● Your task: Give back each entry verbatim.
===============
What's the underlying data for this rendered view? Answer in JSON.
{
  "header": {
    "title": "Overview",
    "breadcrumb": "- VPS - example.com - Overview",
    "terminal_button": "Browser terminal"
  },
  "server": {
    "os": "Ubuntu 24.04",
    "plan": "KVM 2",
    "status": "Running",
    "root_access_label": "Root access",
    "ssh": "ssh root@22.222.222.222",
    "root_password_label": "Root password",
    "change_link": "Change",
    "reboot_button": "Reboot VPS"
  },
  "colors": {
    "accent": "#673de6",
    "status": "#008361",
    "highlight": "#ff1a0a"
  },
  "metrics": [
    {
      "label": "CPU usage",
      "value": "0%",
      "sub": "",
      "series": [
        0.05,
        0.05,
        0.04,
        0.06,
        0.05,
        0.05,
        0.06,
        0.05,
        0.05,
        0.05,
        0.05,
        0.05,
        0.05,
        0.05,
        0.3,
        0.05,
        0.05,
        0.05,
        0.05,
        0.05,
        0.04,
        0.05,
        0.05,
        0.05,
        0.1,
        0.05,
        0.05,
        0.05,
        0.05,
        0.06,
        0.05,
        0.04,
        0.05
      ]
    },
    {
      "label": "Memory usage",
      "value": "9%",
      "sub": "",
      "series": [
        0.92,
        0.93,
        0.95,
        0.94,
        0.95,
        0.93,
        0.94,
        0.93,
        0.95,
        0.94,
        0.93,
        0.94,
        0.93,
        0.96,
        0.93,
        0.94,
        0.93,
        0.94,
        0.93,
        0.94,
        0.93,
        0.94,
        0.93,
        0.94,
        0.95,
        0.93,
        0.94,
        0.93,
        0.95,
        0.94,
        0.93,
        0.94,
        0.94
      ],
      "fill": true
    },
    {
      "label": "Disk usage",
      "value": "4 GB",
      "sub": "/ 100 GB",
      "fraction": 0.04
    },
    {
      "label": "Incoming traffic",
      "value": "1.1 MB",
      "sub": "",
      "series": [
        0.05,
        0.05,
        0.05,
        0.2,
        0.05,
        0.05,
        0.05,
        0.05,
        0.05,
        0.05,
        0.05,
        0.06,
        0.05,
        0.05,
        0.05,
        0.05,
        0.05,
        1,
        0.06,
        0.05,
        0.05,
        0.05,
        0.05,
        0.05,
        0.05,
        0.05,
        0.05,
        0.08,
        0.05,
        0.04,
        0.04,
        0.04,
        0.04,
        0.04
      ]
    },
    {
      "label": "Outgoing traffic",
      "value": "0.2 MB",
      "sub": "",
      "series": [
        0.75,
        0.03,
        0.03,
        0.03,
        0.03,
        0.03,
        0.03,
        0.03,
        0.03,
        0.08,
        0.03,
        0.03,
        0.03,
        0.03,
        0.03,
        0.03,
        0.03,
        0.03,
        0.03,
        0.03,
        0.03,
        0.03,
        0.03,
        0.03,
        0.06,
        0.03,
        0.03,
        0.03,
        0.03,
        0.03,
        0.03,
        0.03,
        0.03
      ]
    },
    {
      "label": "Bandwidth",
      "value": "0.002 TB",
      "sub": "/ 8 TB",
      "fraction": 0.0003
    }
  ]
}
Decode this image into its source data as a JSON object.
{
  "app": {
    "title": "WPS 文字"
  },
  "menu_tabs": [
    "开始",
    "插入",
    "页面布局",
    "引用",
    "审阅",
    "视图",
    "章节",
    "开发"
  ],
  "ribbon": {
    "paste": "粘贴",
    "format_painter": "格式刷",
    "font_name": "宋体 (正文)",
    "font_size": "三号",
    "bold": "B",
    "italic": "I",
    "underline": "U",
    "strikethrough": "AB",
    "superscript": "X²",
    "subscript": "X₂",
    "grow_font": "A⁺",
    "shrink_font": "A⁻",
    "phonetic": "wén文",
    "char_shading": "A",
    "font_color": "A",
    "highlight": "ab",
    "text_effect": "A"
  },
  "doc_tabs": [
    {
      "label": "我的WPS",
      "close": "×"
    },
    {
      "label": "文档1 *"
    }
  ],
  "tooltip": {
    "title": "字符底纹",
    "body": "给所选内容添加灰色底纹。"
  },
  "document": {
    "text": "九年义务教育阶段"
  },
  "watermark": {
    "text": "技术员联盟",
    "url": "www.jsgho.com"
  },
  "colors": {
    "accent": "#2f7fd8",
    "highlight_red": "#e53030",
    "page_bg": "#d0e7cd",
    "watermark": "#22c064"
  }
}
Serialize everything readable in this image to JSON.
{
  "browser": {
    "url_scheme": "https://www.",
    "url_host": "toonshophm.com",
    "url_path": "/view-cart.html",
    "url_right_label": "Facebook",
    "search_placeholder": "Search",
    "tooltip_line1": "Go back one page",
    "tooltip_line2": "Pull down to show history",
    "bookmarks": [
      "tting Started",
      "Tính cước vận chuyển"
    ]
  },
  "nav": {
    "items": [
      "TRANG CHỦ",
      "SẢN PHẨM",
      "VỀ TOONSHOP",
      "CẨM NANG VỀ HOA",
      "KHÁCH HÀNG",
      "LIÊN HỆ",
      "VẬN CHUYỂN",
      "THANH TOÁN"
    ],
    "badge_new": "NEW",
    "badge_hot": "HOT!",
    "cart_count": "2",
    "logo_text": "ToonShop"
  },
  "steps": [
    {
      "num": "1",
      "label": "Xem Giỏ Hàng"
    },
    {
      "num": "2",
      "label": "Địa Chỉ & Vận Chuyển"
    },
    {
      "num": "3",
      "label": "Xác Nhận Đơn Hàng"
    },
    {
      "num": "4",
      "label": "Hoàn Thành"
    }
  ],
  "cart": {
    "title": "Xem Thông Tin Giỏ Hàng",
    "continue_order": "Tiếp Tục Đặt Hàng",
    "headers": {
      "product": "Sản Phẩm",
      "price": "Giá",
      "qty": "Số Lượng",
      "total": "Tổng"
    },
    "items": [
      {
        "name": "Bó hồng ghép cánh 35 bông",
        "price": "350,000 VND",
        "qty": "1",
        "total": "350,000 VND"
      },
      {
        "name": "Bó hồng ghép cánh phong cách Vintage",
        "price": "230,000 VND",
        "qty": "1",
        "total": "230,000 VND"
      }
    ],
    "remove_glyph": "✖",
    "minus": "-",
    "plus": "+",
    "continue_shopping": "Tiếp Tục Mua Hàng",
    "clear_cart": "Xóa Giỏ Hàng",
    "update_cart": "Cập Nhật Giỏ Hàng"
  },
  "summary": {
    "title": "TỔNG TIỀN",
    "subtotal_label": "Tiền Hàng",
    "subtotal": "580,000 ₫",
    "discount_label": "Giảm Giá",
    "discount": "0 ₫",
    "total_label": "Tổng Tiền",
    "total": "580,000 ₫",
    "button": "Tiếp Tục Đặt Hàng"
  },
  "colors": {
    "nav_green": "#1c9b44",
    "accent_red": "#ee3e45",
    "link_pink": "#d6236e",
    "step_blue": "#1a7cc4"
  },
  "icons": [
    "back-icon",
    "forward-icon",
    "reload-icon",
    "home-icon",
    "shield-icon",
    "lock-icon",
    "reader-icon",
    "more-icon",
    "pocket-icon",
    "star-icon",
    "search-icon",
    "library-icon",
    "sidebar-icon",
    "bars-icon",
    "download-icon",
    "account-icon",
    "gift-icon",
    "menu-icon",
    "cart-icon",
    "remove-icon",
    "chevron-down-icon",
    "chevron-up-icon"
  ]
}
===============
● Solved exercise:
What's the underlying data for this rendered view? Answer in JSON.
{
  "header": {
    "title": "Overview",
    "breadcrumb": "- VPS - example.com - Overview",
    "terminal_button": "Browser terminal"
  },
  "server": {
    "os": "Ubuntu 24.04",
    "plan": "KVM 2",
    "status": "Running",
    "root_access_label": "Root access",
    "ssh": "ssh root@22.222.222.222",
    "root_password_label": "Root password",
    "change_link": "Change",
    "reboot_button": "Reboot VPS"
  },
  "colors": {
    "accent": "#673de6",
    "status": "#008361",
    "highlight": "#ff1a0a"
  },
  "metrics": [
    {
      "label": "CPU usage",
      "value": "0%",
      "sub": "",
      "series": [
        0.05,
        0.05,
        0.04,
        0.06,
        0.05,
        0.05,
        0.06,
        0.05,
        0.05,
        0.05,
        0.05,
        0.05,
        0.05,
        0.05,
        0.3,
        0.05,
        0.05,
        0.05,
        0.05,
        0.05,
        0.04,
        0.05,
        0.05,
        0.05,
        0.1,
        0.05,
        0.05,
        0.05,
        0.05,
        0.06,
        0.05,
        0.04,
        0.05
      ]
    },
    {
      "label": "Memory usage",
      "value": "9%",
      "sub": "",
      "series": [
        0.92,
        0.93,
        0.95,
        0.94,
        0.95,
        0.93,
        0.94,
        0.93,
        0.95,
        0.94,
        0.93,
        0.94,
        0.93,
        0.96,
        0.93,
        0.94,
        0.93,
        0.94,
        0.93,
        0.94,
        0.93,
        0.94,
        0.93,
        0.94,
        0.95,
        0.93,
        0.94,
        0.93,
        0.95,
        0.94,
        0.93,
        0.94,
        0.94
      ],
      "fill": true
    },
    {
      "label": "Disk usage",
      "value": "4 GB",
      "sub": "/ 100 GB",
      "fraction": 0.04
    },
    {
      "label": "Incoming traffic",
      "value": "1.1 MB",
      "sub": "",
      "series": [
        0.05,
        0.05,
        0.05,
        0.2,
        0.05,
        0.05,
        0.05,
        0.05,
        0.05,
        0.05,
        0.05,
        0.06,
        0.05,
        0.05,
        0.05,
        0.05,
        0.05,
        1,
        0.06,
        0.05,
        0.05,
        0.05,
        0.05,
        0.05,
        0.05,
        0.05,
        0.05,
        0.08,
        0.05,
        0.04,
        0.04,
        0.04,
        0.04,
        0.04
      ]
    },
    {
      "label": "Outgoing traffic",
      "value": "0.2 MB",
      "sub": "",
      "series": [
        0.75,
        0.03,
        0.03,
        0.03,
        0.03,
        0.03,
        0.03,
        0.03,
        0.03,
        0.08,
        0.03,
        0.03,
        0.03,
        0.03,
        0.03,
        0.03,
        0.03,
        0.03,
        0.03,
        0.03,
        0.03,
        0.03,
        0.03,
        0.03,
        0.06,
        0.03,
        0.03,
        0.03,
        0.03,
        0.03,
        0.03,
        0.03,
        0.03
      ]
    },
    {
      "label": "Bandwidth",
      "value": "0.002 TB",
      "sub": "/ 8 TB",
      "fraction": 0.0003
    }
  ]
}
Decode this image into its source data as a JSON object.
{
  "app": {
    "title": "WPS 文字"
  },
  "menu_tabs": [
    "开始",
    "插入",
    "页面布局",
    "引用",
    "审阅",
    "视图",
    "章节",
    "开发"
  ],
  "ribbon": {
    "paste": "粘贴",
    "format_painter": "格式刷",
    "font_name": "宋体 (正文)",
    "font_size": "三号",
    "bold": "B",
    "italic": "I",
    "underline": "U",
    "strikethrough": "AB",
    "superscript": "X²",
    "subscript": "X₂",
    "grow_font": "A⁺",
    "shrink_font": "A⁻",
    "phonetic": "wén文",
    "char_shading": "A",
    "font_color": "A",
    "highlight": "ab",
    "text_effect": "A"
  },
  "doc_tabs": [
    {
      "label": "我的WPS",
      "close": "×"
    },
    {
      "label": "文档1 *"
    }
  ],
  "tooltip": {
    "title": "字符底纹",
    "body": "给所选内容添加灰色底纹。"
  },
  "document": {
    "text": "九年义务教育阶段"
  },
  "watermark": {
    "text": "技术员联盟",
    "url": "www.jsgho.com"
  },
  "colors": {
    "accent": "#2f7fd8",
    "highlight_red": "#e53030",
    "page_bg": "#d0e7cd",
    "watermark": "#22c064"
  }
}
Serialize everything readable in this image to JSON.
{
  "browser": {
    "url_scheme": "https://www.",
    "url_host": "toonshophm.com",
    "url_path": "/view-cart.html",
    "url_right_label": "Facebook",
    "search_placeholder": "Search",
    "tooltip_line1": "Go back one page",
    "tooltip_line2": "Pull down to show history",
    "bookmarks": [
      "tting Started",
      "Tính cước vận chuyển"
    ]
  },
  "nav": {
    "items": [
      "TRANG CHỦ",
      "SẢN PHẨM",
      "VỀ TOONSHOP",
      "CẨM NANG VỀ HOA",
      "KHÁCH HÀNG",
      "LIÊN HỆ",
      "VẬN CHUYỂN",
      "THANH TOÁN"
    ],
    "badge_new": "NEW",
    "badge_hot": "HOT!",
    "cart_count": "2",
    "logo_text": "ToonShop"
  },
  "steps": [
    {
      "num": "1",
      "label": "Xem Giỏ Hàng"
    },
    {
      "num": "2",
      "label": "Địa Chỉ & Vận Chuyển"
    },
    {
      "num": "3",
      "label": "Xác Nhận Đơn Hàng"
    },
    {
      "num": "4",
      "label": "Hoàn Thành"
    }
  ],
  "cart": {
    "title": "Xem Thông Tin Giỏ Hàng",
    "continue_order": "Tiếp Tục Đặt Hàng",
    "headers": {
      "product": "Sản Phẩm",
      "price": "Giá",
      "qty": "Số Lượng",
      "total": "Tổng"
    },
    "items": [
      {
        "name": "Bó hồng ghép cánh 35 bông",
        "price": "350,000 VND",
        "qty": "1",
        "total": "350,000 VND"
      },
      {
        "name": "Bó hồng ghép cánh phong cách Vintage",
        "price": "230,000 VND",
        "qty": "1",
        "total": "230,000 VND"
      }
    ],
    "remove_glyph": "✖",
    "minus": "-",
    "plus": "+",
    "continue_shopping": "Tiếp Tục Mua Hàng",
    "clear_cart": "Xóa Giỏ Hàng",
    "update_cart": "Cập Nhật Giỏ Hàng"
  },
  "summary": {
    "title": "TỔNG TIỀN",
    "subtotal_label": "Tiền Hàng",
    "subtotal": "580,000 ₫",
    "discount_label": "Giảm Giá",
    "discount": "0 ₫",
    "total_label": "Tổng Tiền",
    "total": "580,000 ₫",
    "button": "Tiếp Tục Đặt Hàng"
  },
  "colors": {
    "nav_green": "#1c9b44",
    "accent_red": "#ee3e45",
    "link_pink": "#d6236e",
    "step_blue": "#1a7cc4"
  },
  "icons": [
    "back-icon",
    "forward-icon",
    "reload-icon",
    "home-icon",
    "shield-icon",
    "lock-icon",
    "reader-icon",
    "more-icon",
    "pocket-icon",
    "star-icon",
    "search-icon",
    "library-icon",
    "sidebar-icon",
    "bars-icon",
    "download-icon",
    "account-icon",
    "gift-icon",
    "menu-icon",
    "cart-icon",
    "remove-icon",
    "chevron-down-icon",
    "chevron-up-icon"
  ]
}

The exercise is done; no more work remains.